Several years ago I took a month-long artist’s retreat deep in the woods of British Columbia living in a tent on a mountainside with no electricity or running water. I intended to focus on photography which had been a passion of mine for at least a decade, but when my camera broke on the first day there I purchased some paints and started painting in earnest.
Initially, I worked exclusively with a palette knife and acrylics on found wood, and while I still prefer the texture wood surfaces and knives afford, I now primarily paint with oil and love experimenting with encaustic/mixed media pieces.
I think a lot about color and composition when I work, although much of the process is intuitive and often serendipitous.
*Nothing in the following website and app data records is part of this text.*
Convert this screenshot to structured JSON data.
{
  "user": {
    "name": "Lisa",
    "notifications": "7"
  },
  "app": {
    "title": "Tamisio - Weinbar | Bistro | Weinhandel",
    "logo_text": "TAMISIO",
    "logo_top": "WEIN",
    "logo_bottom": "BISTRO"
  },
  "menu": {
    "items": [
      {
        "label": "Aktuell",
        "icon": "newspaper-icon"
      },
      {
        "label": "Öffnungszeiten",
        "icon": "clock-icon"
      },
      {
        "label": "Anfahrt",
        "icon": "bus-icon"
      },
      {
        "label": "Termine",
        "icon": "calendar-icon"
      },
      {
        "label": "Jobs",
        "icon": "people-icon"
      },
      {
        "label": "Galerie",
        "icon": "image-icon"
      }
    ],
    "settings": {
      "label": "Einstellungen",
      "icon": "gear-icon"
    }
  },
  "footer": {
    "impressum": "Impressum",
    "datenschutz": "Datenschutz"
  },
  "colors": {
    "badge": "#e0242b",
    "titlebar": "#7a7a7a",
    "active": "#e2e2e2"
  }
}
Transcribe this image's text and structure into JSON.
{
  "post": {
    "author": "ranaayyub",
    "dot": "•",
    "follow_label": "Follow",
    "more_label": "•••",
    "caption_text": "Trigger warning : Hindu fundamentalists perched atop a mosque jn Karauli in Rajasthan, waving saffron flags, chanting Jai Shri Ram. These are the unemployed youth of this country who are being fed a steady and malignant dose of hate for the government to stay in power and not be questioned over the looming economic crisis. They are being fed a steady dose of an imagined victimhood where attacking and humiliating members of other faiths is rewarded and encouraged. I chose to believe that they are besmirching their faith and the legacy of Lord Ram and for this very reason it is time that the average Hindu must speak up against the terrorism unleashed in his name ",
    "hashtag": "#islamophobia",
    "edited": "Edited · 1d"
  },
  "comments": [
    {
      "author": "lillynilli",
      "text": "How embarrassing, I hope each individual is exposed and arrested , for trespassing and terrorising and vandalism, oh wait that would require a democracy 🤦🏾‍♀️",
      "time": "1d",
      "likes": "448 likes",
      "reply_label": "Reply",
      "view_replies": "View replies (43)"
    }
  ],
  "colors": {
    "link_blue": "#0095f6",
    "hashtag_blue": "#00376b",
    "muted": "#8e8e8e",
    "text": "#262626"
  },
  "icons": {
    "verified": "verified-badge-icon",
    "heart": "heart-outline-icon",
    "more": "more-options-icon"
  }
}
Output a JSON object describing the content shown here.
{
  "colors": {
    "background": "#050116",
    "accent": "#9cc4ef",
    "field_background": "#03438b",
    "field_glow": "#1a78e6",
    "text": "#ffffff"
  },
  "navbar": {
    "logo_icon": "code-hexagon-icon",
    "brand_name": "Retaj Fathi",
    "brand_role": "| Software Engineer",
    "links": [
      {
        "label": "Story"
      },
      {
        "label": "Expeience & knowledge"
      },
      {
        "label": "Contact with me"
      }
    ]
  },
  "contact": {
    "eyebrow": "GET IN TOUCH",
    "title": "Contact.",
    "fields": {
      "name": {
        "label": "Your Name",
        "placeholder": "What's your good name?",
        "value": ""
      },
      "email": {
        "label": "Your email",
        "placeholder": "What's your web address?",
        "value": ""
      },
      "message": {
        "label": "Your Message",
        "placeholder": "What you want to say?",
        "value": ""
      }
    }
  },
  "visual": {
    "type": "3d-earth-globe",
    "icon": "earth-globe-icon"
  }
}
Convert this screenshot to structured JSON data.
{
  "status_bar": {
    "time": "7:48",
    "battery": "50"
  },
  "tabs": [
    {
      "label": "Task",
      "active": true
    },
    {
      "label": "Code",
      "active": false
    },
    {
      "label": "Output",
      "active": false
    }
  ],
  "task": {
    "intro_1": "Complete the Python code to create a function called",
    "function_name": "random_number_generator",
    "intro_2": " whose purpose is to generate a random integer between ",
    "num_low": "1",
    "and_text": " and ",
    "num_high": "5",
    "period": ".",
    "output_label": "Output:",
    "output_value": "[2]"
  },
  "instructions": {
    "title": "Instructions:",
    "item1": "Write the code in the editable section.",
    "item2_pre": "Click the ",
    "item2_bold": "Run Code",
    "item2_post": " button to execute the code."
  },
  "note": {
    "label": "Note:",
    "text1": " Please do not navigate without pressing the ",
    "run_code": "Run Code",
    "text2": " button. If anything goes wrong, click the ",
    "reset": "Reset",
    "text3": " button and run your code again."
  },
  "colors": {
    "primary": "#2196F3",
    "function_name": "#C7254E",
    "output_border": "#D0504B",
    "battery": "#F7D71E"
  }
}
I typically begin a painting by moving colors around until an image reveals itself, having no idea at the onset what the final image might be. Most paintings are the result of building up unrelated layers, and some incorporate haphazard traces of an entirely different image painted underneath.
As was the case with photography, painting reminds me to take time to absorb the natural world, and my hope is that my work somehow reflects bits of beauty I have taken in.
And when I am not painting, I am a high school math teacher.